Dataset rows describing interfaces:
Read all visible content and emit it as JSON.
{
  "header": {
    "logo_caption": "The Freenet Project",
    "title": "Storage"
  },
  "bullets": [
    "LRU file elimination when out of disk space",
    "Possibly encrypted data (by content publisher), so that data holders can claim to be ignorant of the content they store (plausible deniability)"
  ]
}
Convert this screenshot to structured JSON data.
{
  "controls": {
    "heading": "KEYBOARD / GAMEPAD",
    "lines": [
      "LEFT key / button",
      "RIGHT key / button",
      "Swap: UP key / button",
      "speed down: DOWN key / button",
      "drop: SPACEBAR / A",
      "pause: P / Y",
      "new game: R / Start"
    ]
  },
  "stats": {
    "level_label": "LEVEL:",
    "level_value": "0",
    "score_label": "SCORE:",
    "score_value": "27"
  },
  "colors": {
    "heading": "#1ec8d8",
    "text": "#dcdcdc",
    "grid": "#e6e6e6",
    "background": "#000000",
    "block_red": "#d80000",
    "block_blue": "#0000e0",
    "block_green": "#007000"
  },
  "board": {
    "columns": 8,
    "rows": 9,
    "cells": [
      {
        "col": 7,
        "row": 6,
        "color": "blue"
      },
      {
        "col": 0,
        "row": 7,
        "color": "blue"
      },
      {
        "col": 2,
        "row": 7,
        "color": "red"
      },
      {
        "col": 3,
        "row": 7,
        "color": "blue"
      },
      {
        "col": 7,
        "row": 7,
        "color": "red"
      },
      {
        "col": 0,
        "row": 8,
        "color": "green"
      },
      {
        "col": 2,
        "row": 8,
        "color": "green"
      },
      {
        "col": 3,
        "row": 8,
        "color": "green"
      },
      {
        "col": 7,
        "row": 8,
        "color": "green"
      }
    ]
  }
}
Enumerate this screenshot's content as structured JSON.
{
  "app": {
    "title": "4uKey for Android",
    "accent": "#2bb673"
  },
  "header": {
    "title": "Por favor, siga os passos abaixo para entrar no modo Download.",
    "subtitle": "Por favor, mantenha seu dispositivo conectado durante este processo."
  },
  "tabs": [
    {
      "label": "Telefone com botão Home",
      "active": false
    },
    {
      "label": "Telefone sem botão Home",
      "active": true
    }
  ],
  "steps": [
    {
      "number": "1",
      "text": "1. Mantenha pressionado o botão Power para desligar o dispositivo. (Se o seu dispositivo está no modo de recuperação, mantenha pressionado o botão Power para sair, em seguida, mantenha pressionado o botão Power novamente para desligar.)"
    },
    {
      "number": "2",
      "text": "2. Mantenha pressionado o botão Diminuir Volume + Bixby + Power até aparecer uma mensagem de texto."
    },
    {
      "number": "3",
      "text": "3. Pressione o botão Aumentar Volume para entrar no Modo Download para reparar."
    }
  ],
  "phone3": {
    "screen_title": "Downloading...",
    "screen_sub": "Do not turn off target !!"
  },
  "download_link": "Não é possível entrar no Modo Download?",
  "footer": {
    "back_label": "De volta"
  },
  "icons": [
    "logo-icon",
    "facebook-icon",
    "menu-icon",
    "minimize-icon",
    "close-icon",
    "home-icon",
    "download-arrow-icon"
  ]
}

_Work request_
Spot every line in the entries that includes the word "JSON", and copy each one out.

_Reply_
Read all visible content and emit it as JSON.
Convert this screenshot to structured JSON data.
Enumerate this screenshot's content as structured JSON.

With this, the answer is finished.